Two days later, on his 53rd wedding anniversary, John’s condition worsened, sending him to the hospital’s intensive care unit with breathing complications.
Derek, a licensed psychologist, had read about some success in treating COVID-19 patients with the plasma of those who have recovered from the coronavirus. In fact, a woman in Pennsylvania donated plasma to her aunt and another critically-ill patient, saving their lives.
Plasma contains antibodies, and some doctors think it can boost the immune system of COVID-19 patients.
Derek said John’s doctor at Sharon Regional recommended contacting the Red Cross to facilitate the plasma donation. Derek said the family had three donors willing to step forward (one of which Derek said had preapproval from the Red Cross to donate to a plasma bank), but their efforts were met by resistance, and John was placed on a waiting list for the donation.
On May 1, three days before John passed away, Derek received a response from the Red Cross that the donors couldn’t give plasma directly to John. There was a process, and the Red Cross no longer accepts direct donor requests, citing a delay in the process for others in need.
“It is critical we devote our resources and efforts to collecting and building a larger supply of readily available convalescent plasma to meet the broader demand for all patients in need,” read the response the Red Cross gave to Derek.
For Derek, it was a slap in the face.
“I can specify who my blood goes to. I can specify who I donate a kidney to. Why can’t a person specify who they want their plasma to go to?” he asked.
He questions why the process was done with a direct donor before, even across Pennsylvania in Chester County.
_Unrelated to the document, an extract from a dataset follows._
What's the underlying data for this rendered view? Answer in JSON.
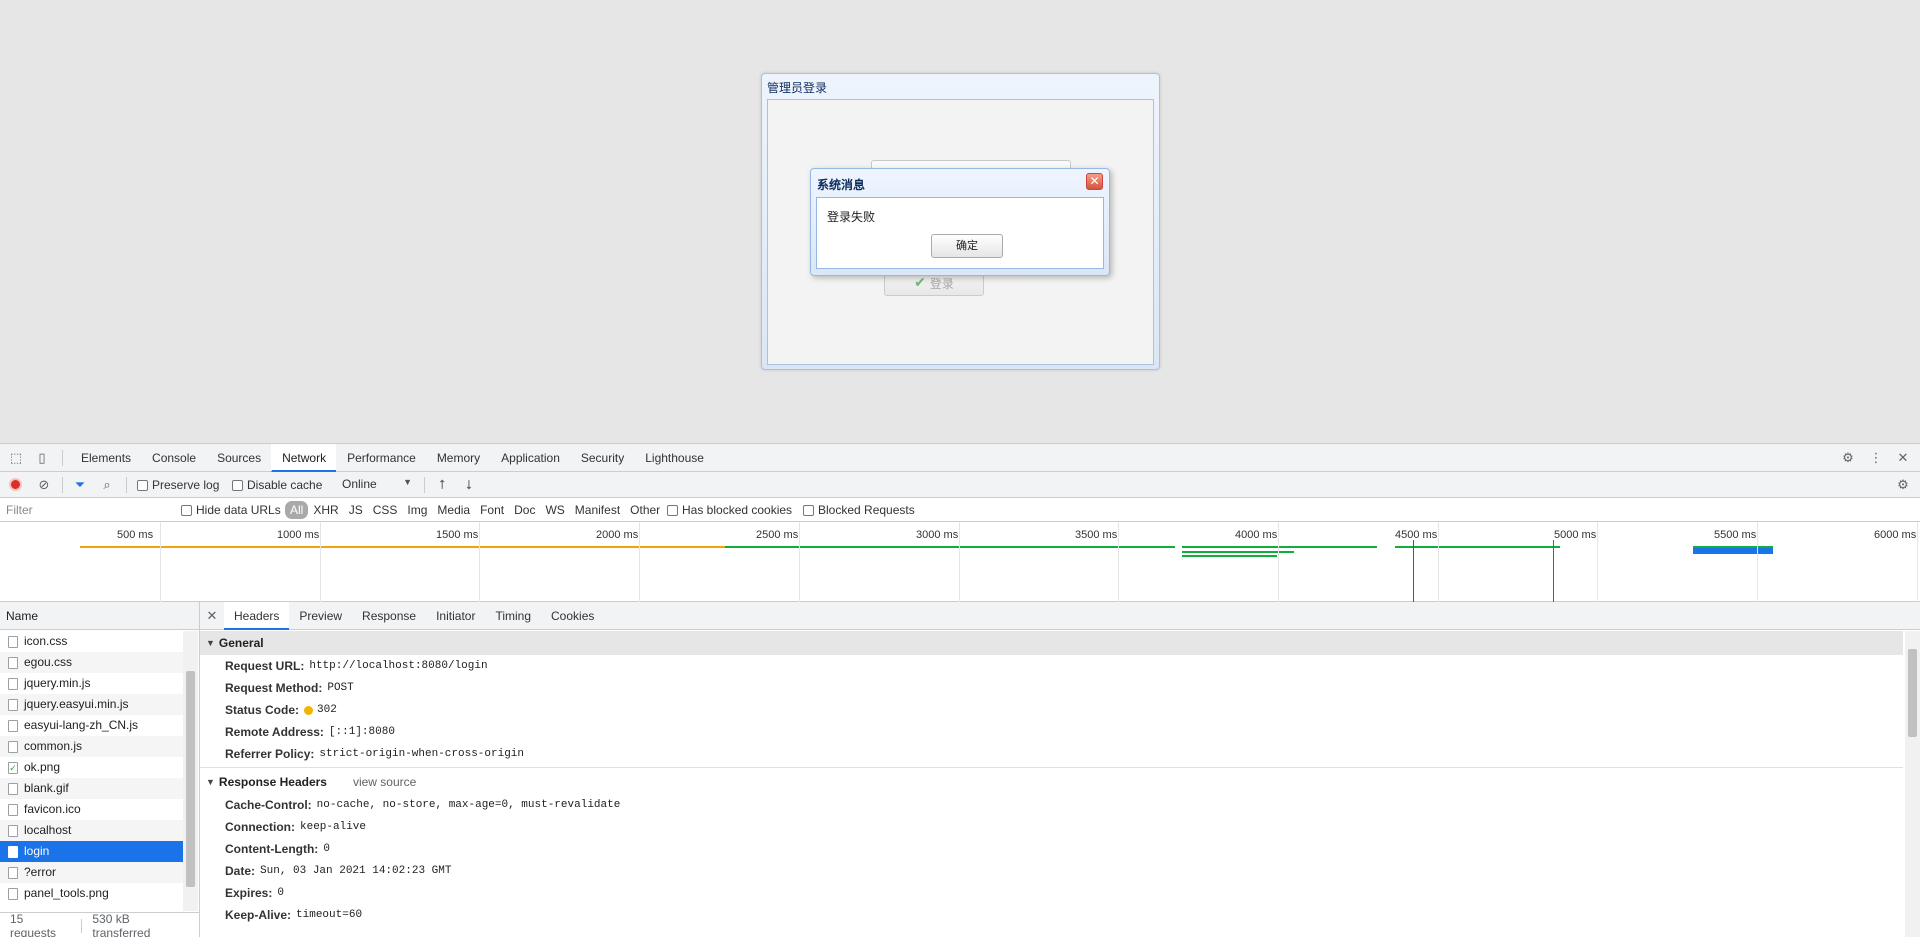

“What really made me frustrated was the article we found about the lady who was able to donate to a family member. That’s when the frustration set in, because they were allowing one person to donate and not another, and that’s setting a precedent,” he said.
WKBN reached out to that donor, Marisa Leuzzi, who confirmed that she was able to give plasma directly to her aunt. She said she believed the regulations had changed since that initial donation, which is still considered to be experimental.
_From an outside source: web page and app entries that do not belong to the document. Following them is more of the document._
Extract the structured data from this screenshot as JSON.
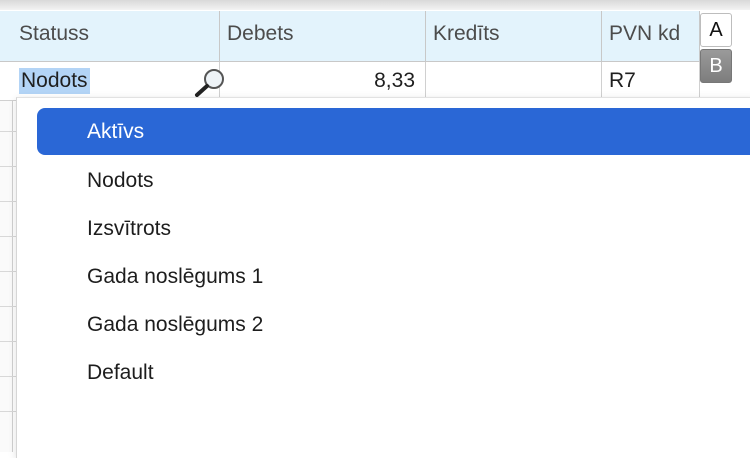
{
  "table": {
    "columns": [
      "Statuss",
      "Debets",
      "Kredīts",
      "PVN kd"
    ],
    "row": {
      "status": "Nodots",
      "debit": "8,33",
      "credit": "",
      "vat_code": "R7"
    }
  },
  "side_tabs": [
    "A",
    "B"
  ],
  "dropdown": {
    "options": [
      "Aktīvs",
      "Nodots",
      "Izsvītrots",
      "Gada noslēgums 1",
      "Gada noslēgums 2",
      "Default"
    ],
    "highlighted": "Aktīvs"
  },
  "colors": {
    "header_bg": "#e3f3fc",
    "selection_bg": "#2a67d6",
    "text_selection": "#b3d4f6"
  },
  "icons": {
    "lookup": "magnifier-icon"
  }
}
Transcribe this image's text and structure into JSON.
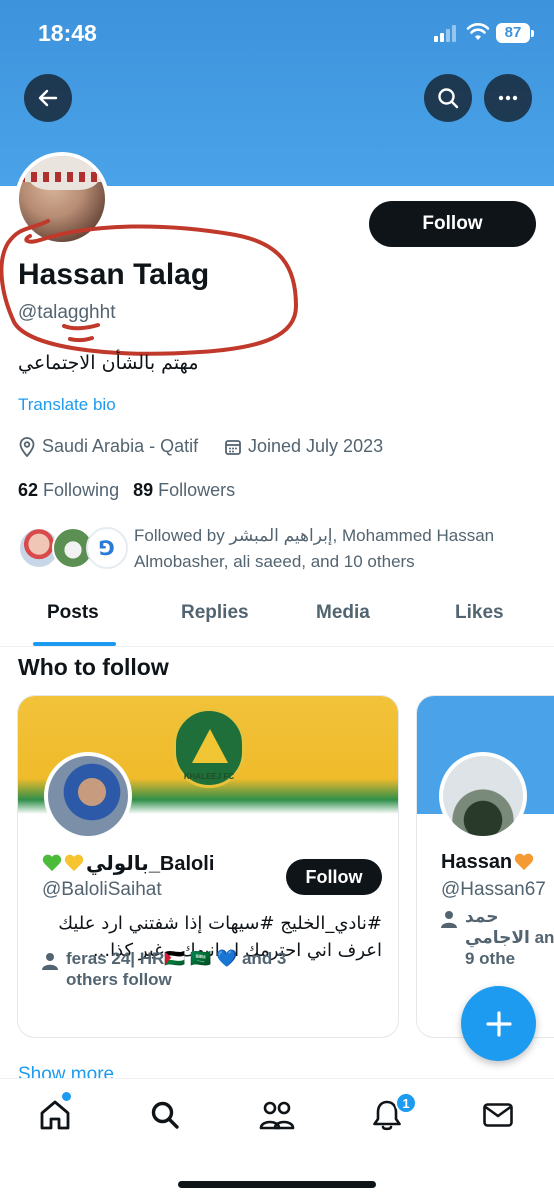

She declined to answer more detailed questions about her donation, saying the family is giving no more interviews while her aunt is recovering from the coronavirus.
Leuzzi herself was actually the Red Cross’s first convalescent plasma donor to save a patient. Her donation was praised by the governor, and the Red Cross even lists her story on its website, though the Red Cross does not identify one of the recipients as being Leuzzi’s aunt.
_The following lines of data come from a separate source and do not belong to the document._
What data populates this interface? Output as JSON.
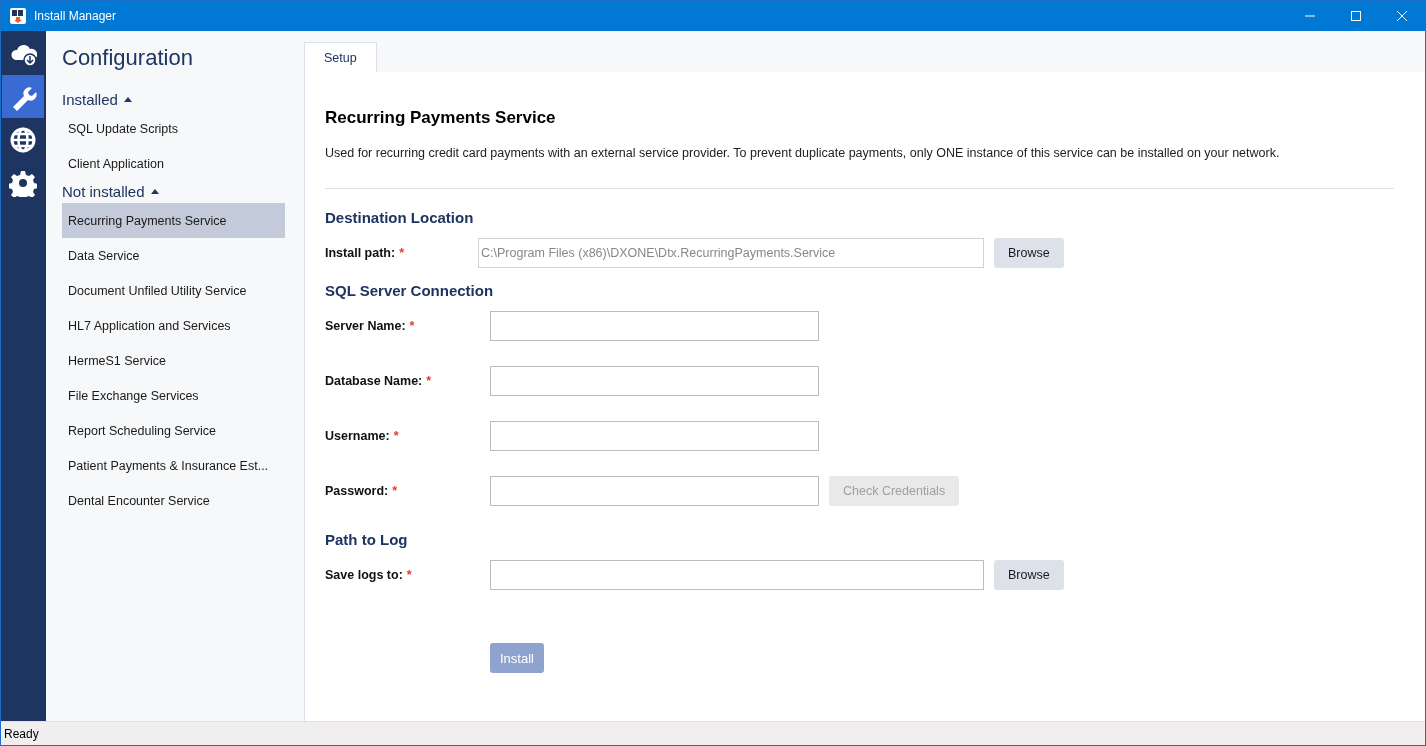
{
  "window": {
    "title": "Install Manager"
  },
  "rail": [
    {
      "kind": "cloud",
      "selected": false
    },
    {
      "kind": "wrench",
      "selected": true
    },
    {
      "kind": "globe",
      "selected": false
    },
    {
      "kind": "gear",
      "selected": false
    }
  ],
  "sidebar": {
    "title": "Configuration",
    "groups": [
      {
        "label": "Installed",
        "expanded": true,
        "items": [
          {
            "label": "SQL Update Scripts",
            "selected": false
          },
          {
            "label": "Client Application",
            "selected": false
          }
        ]
      },
      {
        "label": "Not installed",
        "expanded": true,
        "items": [
          {
            "label": "Recurring Payments Service",
            "selected": true
          },
          {
            "label": "Data Service",
            "selected": false
          },
          {
            "label": "Document Unfiled Utility Service",
            "selected": false
          },
          {
            "label": "HL7 Application and Services",
            "selected": false
          },
          {
            "label": "HermeS1 Service",
            "selected": false
          },
          {
            "label": "File Exchange Services",
            "selected": false
          },
          {
            "label": "Report Scheduling Service",
            "selected": false
          },
          {
            "label": "Patient Payments & Insurance Est...",
            "selected": false
          },
          {
            "label": "Dental Encounter Service",
            "selected": false
          }
        ]
      }
    ]
  },
  "tabs": [
    {
      "label": "Setup",
      "selected": true
    }
  ],
  "panel": {
    "title": "Recurring Payments Service",
    "description": "Used for recurring credit card payments with an external service provider. To prevent duplicate payments, only ONE instance of this service can be installed on your network.",
    "sections": [
      {
        "heading": "Destination Location",
        "fields": [
          {
            "label": "Install path:",
            "required_mark": "*",
            "value": "C:\\Program Files (x86)\\DXONE\\Dtx.RecurringPayments.Service",
            "kind": "wide",
            "disabled": true,
            "button": {
              "label": "Browse",
              "disabled": false
            }
          }
        ]
      },
      {
        "heading": "SQL Server Connection",
        "fields": [
          {
            "label": "Server Name:",
            "required_mark": "*",
            "kind": "short",
            "disabled": false
          },
          {
            "label": "Database Name:",
            "required_mark": "*",
            "kind": "short",
            "disabled": false
          },
          {
            "label": "Username:",
            "required_mark": "*",
            "kind": "short",
            "disabled": false
          },
          {
            "label": "Password:",
            "required_mark": "*",
            "kind": "short",
            "disabled": false,
            "button": {
              "label": "Check Credentials",
              "disabled": true
            }
          }
        ]
      },
      {
        "heading": "Path to Log",
        "fields": [
          {
            "label": "Save logs to:",
            "required_mark": "*",
            "kind": "wide",
            "disabled": false,
            "button": {
              "label": "Browse",
              "disabled": false
            }
          }
        ]
      }
    ],
    "install_button": {
      "label": "Install",
      "disabled": true
    }
  },
  "status_bar": {
    "text": "Ready"
  }
}
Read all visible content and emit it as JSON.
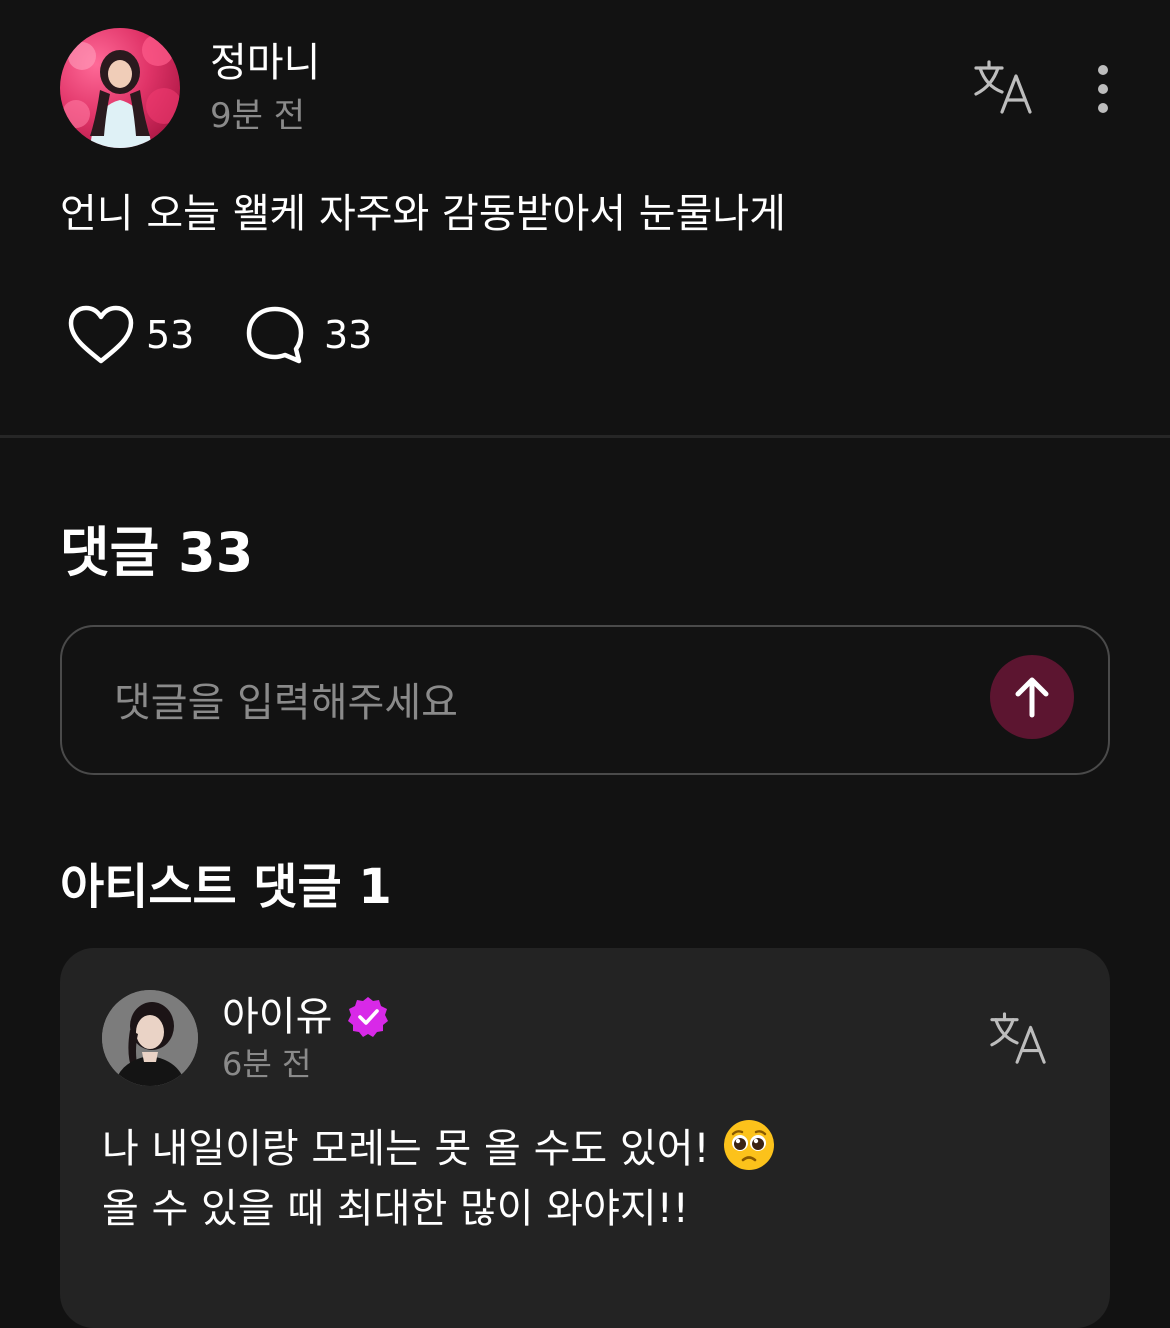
{
  "post": {
    "author": "정마니",
    "time": "9분 전",
    "body": "언니 오늘 왤케 자주와 감동받아서 눈물나게",
    "like_count": "53",
    "comment_count": "33",
    "icons": {
      "translate": "translate-icon",
      "more": "more-vertical-icon",
      "like": "heart-icon",
      "comment": "comment-bubble-icon"
    }
  },
  "comments_section": {
    "title": "댓글 33",
    "input_placeholder": "댓글을 입력해주세요",
    "input_value": "",
    "send_icon": "arrow-up-icon"
  },
  "artist_comments": {
    "title": "아티스트 댓글 1",
    "items": [
      {
        "name": "아이유",
        "time": "6분 전",
        "verified": true,
        "line1": "나 내일이랑 모레는 못 올 수도 있어!",
        "line2": "올 수 있을 때 최대한 많이 와야지!!",
        "emoji": "pleading-face-emoji"
      }
    ]
  },
  "colors": {
    "background": "#121212",
    "card": "#232323",
    "muted_text": "#8a8a8a",
    "send_button": "#5c1530",
    "verified_badge": "#d829e8"
  }
}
WKBN asked the Red Cross what changed since Leuzzi’s donation, but the Red Cross didn’t specifically answer that question. Instead, a Red Cross spokeswoman spelled out the process of direct convalescent plasma donation, saying it is a process that takes more time than getting a donation directly from the Red Cross’s bank, which takes about 36 hours.
“It is critical we devote our resources and efforts to collecting and building a larger supply of readily available convalescent plasma to meet the broader demand for all patients in need. This also allows the Red Cross to ensure patients receive products in accordance with a fair and equitable process,” read the statement from Red Cross spokesperson Regina Boothe Bratton.
Boothe Bratton said the Red Cross understands the urgency of the situation and is “working around the clock” to collect convalescent plasma to provide patients through the bank. She added that the Red Cross is able to distribute to hospitals that register under an FDA-approved program that is being run by the Mayo Clinic.
Sharon Regional also issued a statement, saying because convalescent plasma is currently considered an investigational treatment, it requires an application process and approval by the FDA. As such, plasma must be obtained from an FDA-registered blood establishment like the Red Cross, which is responsible for matching donor eligibility and qualifications.
The FDA says, however, that its regulations do not prevent directed donation of convalescent plasma. Individual blood centers determine how to handle such requests, though certain eligibility requirements must be met.
According to a report by Business Insider, it took about four days to set up Leuzzi’s donation, and three days after that for it to reach her 63-year-old aunt, who was at that point on a ventilator. Just hours after receiving the donation, her blood oxygen level jumped, and over the next few days, her vitals began to stabilize.
For his part, Derek is realistic. He doesn’t know if the plasma donation would have saved his father’s life. He just wanted to give him all of the available treatment options.
He said it’s especially tragic that his father, who was known for giving back in the Brookfield community, was a lifelong donor to the Red Cross.
“He was just so kind, and this is why so many people were upset by this, because we just wanted him to pull through,” he said.
Derek worries that a bureaucratic delay could be hampering a potentially life-saving process for other families, like his.
“Someone else is going to run into this same problem, and we really just want people to be aware of it. I think, one of it is going to be, if you go to a hospital that doesn’t have a blood bank and relies on the Red Cross, you may be told the same thing,” he said.